January 30, 2006

"Power lectures."

The Daily Cardinal -- a student newspaper here -- has a poll today:
Poll Results
What's the earliest class you would take?

8:50, I'm a trooper 48%
11 is doable 45%
Night classes only 3%
Whenever, just no power lectures 3%
"Power lectures"? I've never seen that term. Does it refer to the use of PowerPoint or to some intense, oppressive style of lecturing? Well, the option is only getting 3% so why is there even a special term for this sort of thing, whatever it is?

IN THE COMMENTS: I'm told a "power lecture" is just an extra long class. Not a very descriptive term then. "Endurance lecture" or something would be better. As a lawprof, I don't even like the use of the word "lecture," unless the teacher actually opts to lecture.


Tom said...

A power lecture is a 75 minute lecture, rather than the standard 50 minute lecture. I happen to like power lectures because they allow me to have a schedule where I only have classes on Tuesday and Thursday.

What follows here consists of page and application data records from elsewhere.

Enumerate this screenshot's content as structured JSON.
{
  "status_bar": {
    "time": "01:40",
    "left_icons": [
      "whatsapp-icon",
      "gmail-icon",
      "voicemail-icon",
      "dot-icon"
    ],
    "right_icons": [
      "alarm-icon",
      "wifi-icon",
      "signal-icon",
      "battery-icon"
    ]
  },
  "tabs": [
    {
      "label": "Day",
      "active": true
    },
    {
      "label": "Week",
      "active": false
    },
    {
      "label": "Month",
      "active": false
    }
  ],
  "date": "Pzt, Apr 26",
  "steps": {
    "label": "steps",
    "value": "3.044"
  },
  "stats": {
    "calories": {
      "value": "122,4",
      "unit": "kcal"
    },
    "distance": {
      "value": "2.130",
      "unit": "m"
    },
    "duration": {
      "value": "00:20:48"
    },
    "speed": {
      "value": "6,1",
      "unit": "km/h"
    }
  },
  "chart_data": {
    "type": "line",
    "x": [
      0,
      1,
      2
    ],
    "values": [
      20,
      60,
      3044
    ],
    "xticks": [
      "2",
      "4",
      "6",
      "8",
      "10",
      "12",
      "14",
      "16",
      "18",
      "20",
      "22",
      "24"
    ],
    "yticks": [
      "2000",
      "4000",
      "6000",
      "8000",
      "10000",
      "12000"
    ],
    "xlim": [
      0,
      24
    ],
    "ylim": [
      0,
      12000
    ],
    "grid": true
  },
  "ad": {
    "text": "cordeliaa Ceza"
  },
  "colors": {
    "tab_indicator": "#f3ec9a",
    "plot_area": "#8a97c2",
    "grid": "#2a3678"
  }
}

Charles said...

What about web classes? Some universities are offering them with the idea of attracting more paying students, but without the cost of more campus facility support. It can backfire though, as campus students take them to time-shift the class to a more desired time, or just to avoid lectures.

Tom said...

Personally, I hate web classes. The idea of them lured me in at first. Never having to go to lecture and doing things at my own pace sounded great. In reality, it becomes very difficult to keep up with, at least for me, because I would usually have my web class as the last thing to study, and sometimes never got around to it.

Theis said...

We always called them power hours. There's really nothing that rhymes with "endurance".

Bruce Hayden said...

Reminds me of college, doesn't it? Freshman year, when you are young and stupid, you ended up with 8 am classes. I think I was stuck for the year because it was something brutal like a year of chemistry.

By sophomore year, I was on a mostly afternoon kick. We didn't have evening classes, and besides, I had a girlfriend by then. She, of course, was up by 6, practicing flute for an hour before breakfast before her 8 am class.

The only morning classes I remember taking after that were a couple of 8 am accounting classes. It sounds brutal, but we had 5 or 6 of us in my fraternity taking the class, and one would always go to turn in our homework and get the next assignments. It was supposed to rotate, but really didn't, with one guy doing most of the work. We weren't surprised when he was the one who went to Harvard B School, and the rest of us to lower ranked business schools. Still, I was quite happy to get A's in that class, given that I made the first day, mid-term, and finals.

Talking about Tues. and Thurs. classes, I have a number of friends who went to Western State College in Gunnison, CO, not too far from Crested Butte. Most of them were on two day a week classes by their sophomore years so they could do what they went there for five days a week - ski.

Henry said...

8:50 AM is early?

I admit, in grad school, when most classes were "by appointment", I mostly kept a noon to midnight schedule.

Undergraduates do get the bad time slots, I think. I once took human anatomy as an elective, and the once-a-week cadaver lab was 6:30 AM.

Whether or not a 75 minute lecture is any good probably depends on the lecturer. Even a 50 minute lecture can be deadly. On the other hand, I once took a general education civics class in a huge auditorium, probably 500 students, and at the end of the course we gave the professor a spontaneous standing ovation. That guy was very much the exception, though.

Elizabeth said...

Theis, that reminds me of the gospel show, Hour of Power.

I'm offering my second web class as part of my school's coping with Katrina. We've got some buildings still out of commission, and students still scattered around the country. So, we go to the web.

I'm not a big web learning fan. It's a lot more work for me, in that I often end up communicating the same thing 30 times, rather than once to 30 students. Almost everything is written, so that's a time-consuming effort. And this time my course is an intro to poetry section; sound is so important in poetry, so that's causing me headaches in coming up with effective means of getting sound files from and to my students. Ugh.

Pooh said...

I always thought a "power lecture" was the Prof. just barreling straight through - no dialogue, no questions, etc. (Nightmares of Tax Law dance through my head...)